None of the three are binary male/female. Like intersex people who have a range of positions along the continuum between male and female, the brain sex can be ambiguous or even variable. The latter is how it is for me ~ it varies with context. Gender has an unlimited number of positions on a spectrum. When you look at someone and think "that's a male" or "that's a female", it is a gender attribution that you are making.
Crossdressing is seeking to temporarily align the gender role with the brain sex. In a social setting, it allows the person to behave in a manner congruent to how they think. That's where I'm at.
Transsexualism takes it a huge step further, involving hormones and surgery to alter the brain and body to approximate that of the opposite physical sex. I know quite a few people who have gone that way, including one who I've known for several years as "just" a crossdresser (their self-description), who has just started transitioning.
I can't see that in my future. At some point at the end of a day or night out, it is a relief to strip off that gender role because my mood has shifted away from feminine and I've satisfied the craving ~ I've got my hit, and I'm ready to do something else. To transition would be to trap myself in something that I don't want all of the time.
If you can get your head around all of that, you'll realise that "femininity" is a gender construct, and is quite separate from being a woman. If you ask yourself the question "am I a man or a woman" and you confidently answer that you are a woman, then that is what you are because that's what your brain sex is, regardless of physical sex and gender.

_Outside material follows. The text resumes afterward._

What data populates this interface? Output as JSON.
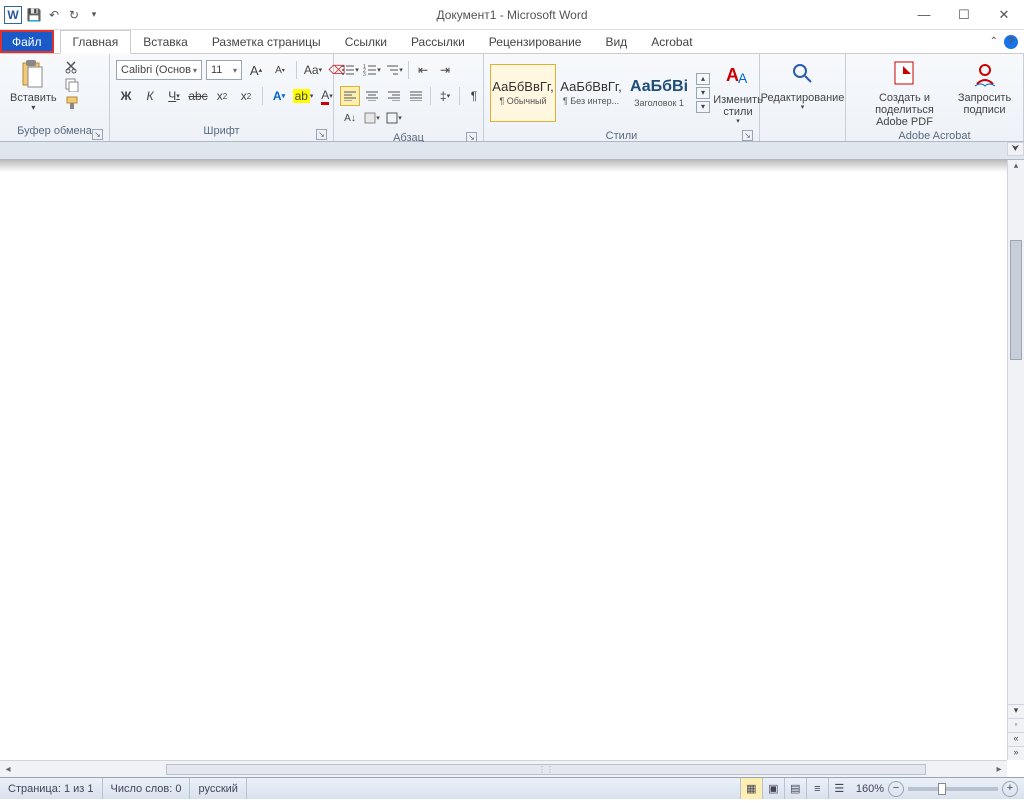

If I ask myself the same question, my answer is either "yes" or "no" depending how much emphasis I put on the "or". I admire transsexuals for the fact that they are able to answer that question one way or the other, and that they have the courage to choose to adjust their entire life including their bodies to fit that.
Being a woman does not come down to makeup, fancy hair styles and dresses. For most women, other people will see you as a woman unless you go out of your way to look male. For someone whose body says male but their brain says (or screams) female, there is a need to alter the appearance so that most other people will see them as female. Because there are gender cues in hair styles, skin colour and texture, facial bone structure, body proportions and many other physical aspects, a crossdresser has to over compensate to some extent, drawing attention towards constructed feminine features to distract from masculine features. Likewise for mannerisms.
For transsexuals who use hormones and have had their body and face surgically altered, this becomes less and less of an issue, as the masculine features are removed or obscured, meaning that many tend to move more and more to living just like every other woman ~ little or no makeup, simple hairstyles and loose fitting comfortable clothes.
While I have, at times, made an effort to make my makeup subtle and dress down to fit in such as when shopping, it's not why I dress. My recent move towards 1950s "pinup" style is because it is "a bit out there" but there are enough women getting around day-to-day dressed that way that it's not completely out of place. It generates attention, but it is good attention because people tend to admire or at least respect the effort and results. If I didn't have confidence in my presentation, I couldn't pull that look off. I needed practice dressing down and fitting in to build my confidence when I first went out, but with that confidence established, I now tend to want to express my individuality ~ by dressing like all of those other pinup girls. :-P